## SOURCE RECORDS

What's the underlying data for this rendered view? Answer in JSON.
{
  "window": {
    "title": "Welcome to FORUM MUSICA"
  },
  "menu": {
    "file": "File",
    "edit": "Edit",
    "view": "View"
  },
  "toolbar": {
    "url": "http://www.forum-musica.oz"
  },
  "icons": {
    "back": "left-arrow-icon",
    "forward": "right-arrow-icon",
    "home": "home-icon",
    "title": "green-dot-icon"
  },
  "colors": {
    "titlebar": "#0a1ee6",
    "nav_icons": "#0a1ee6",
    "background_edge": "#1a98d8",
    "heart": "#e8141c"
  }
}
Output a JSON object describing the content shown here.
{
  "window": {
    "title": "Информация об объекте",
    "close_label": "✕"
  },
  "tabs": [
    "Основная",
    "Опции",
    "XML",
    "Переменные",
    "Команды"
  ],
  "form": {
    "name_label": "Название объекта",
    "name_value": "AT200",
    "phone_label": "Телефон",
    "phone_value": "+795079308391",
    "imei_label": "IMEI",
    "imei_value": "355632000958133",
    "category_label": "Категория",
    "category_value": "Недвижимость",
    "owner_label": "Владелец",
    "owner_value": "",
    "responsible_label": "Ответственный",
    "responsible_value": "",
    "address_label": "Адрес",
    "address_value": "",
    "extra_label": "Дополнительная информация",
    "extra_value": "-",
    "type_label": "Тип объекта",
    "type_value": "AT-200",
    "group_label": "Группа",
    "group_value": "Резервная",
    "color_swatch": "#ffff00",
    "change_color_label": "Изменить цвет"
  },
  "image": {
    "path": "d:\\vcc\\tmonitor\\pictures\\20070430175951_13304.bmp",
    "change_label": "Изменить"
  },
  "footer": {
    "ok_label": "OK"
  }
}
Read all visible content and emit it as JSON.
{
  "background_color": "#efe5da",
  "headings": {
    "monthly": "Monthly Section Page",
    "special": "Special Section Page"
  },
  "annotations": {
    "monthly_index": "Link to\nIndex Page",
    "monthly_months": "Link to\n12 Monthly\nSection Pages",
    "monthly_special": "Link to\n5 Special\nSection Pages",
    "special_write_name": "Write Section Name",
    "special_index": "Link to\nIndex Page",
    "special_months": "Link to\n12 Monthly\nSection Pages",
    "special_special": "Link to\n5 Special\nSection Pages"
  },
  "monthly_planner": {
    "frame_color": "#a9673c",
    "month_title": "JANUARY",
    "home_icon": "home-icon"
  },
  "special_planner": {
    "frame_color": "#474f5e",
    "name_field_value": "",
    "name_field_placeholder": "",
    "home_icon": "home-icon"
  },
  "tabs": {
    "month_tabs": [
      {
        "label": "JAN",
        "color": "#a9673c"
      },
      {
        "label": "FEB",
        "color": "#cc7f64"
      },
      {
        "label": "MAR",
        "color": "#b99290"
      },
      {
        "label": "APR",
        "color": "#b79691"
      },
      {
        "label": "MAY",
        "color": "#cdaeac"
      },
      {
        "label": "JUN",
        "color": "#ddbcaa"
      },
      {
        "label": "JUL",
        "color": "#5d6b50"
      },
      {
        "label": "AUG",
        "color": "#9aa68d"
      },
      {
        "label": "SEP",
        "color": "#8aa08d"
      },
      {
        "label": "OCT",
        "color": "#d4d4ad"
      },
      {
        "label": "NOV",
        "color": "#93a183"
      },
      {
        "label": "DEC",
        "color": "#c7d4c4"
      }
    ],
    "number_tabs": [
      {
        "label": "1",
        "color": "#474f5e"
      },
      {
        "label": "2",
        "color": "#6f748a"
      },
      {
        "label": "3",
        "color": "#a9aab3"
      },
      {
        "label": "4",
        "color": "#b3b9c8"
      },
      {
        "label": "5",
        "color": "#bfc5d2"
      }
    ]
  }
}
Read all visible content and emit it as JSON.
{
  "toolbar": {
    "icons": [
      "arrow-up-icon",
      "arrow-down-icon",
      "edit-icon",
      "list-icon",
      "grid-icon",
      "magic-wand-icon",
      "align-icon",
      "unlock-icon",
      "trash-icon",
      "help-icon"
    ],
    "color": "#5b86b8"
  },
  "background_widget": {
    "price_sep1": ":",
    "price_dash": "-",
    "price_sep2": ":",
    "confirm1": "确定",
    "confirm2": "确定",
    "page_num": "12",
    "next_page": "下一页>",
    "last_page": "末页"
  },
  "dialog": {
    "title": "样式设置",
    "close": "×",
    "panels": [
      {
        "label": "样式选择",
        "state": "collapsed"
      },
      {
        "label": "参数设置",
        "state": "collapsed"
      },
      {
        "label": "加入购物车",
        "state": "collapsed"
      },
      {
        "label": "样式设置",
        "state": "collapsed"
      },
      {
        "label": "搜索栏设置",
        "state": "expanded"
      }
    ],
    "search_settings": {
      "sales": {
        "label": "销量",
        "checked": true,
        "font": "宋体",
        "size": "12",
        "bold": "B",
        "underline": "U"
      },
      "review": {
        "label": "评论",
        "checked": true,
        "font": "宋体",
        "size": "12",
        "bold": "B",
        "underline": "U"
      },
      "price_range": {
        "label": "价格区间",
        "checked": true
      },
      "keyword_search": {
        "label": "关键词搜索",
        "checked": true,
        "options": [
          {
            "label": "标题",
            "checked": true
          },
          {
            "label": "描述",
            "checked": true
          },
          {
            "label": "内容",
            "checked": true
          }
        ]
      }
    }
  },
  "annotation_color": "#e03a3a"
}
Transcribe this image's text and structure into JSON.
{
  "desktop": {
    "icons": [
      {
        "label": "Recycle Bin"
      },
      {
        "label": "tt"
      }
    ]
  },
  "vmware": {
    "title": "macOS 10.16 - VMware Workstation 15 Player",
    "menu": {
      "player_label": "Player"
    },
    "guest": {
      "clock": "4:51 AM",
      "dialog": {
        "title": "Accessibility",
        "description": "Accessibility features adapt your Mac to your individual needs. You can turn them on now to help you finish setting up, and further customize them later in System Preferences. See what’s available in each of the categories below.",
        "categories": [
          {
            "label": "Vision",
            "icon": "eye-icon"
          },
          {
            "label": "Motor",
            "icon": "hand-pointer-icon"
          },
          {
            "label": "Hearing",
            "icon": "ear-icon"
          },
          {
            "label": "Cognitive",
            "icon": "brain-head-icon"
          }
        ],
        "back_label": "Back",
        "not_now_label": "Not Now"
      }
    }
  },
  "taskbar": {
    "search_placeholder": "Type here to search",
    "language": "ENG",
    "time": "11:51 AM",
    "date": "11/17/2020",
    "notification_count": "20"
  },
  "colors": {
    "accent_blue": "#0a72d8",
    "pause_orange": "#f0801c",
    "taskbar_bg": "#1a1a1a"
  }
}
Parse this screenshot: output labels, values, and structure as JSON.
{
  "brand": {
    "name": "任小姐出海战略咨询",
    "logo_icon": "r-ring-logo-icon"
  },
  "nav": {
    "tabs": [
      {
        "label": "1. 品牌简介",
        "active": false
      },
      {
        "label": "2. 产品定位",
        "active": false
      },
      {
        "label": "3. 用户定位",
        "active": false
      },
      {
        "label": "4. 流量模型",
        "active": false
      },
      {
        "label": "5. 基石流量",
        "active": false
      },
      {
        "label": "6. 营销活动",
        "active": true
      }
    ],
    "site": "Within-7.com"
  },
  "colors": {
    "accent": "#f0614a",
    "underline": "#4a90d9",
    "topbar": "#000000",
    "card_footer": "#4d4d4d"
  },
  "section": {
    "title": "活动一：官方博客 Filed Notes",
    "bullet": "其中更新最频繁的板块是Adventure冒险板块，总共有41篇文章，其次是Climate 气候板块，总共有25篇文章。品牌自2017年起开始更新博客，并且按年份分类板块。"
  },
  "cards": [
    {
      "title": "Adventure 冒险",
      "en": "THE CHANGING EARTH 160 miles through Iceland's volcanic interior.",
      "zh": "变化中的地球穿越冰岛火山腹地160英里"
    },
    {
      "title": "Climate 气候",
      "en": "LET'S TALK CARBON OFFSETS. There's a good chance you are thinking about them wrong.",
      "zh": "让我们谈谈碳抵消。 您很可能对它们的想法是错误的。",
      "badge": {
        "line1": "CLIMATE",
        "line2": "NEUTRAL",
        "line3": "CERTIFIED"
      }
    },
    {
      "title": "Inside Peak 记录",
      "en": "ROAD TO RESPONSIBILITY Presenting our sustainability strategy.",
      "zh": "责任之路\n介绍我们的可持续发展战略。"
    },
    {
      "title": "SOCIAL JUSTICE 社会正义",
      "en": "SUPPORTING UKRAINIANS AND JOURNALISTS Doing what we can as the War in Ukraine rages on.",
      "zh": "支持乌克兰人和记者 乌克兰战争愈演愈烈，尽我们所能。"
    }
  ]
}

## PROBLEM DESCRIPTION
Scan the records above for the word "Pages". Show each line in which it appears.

## ANSWER SECTION
    "monthly_months": "Link to\n12 Monthly\nSection Pages",
    "monthly_special": "Link to\n5 Special\nSection Pages",
    "special_months": "Link to\n12 Monthly\nSection Pages",
    "special_special": "Link to\n5 Special\nSection Pages"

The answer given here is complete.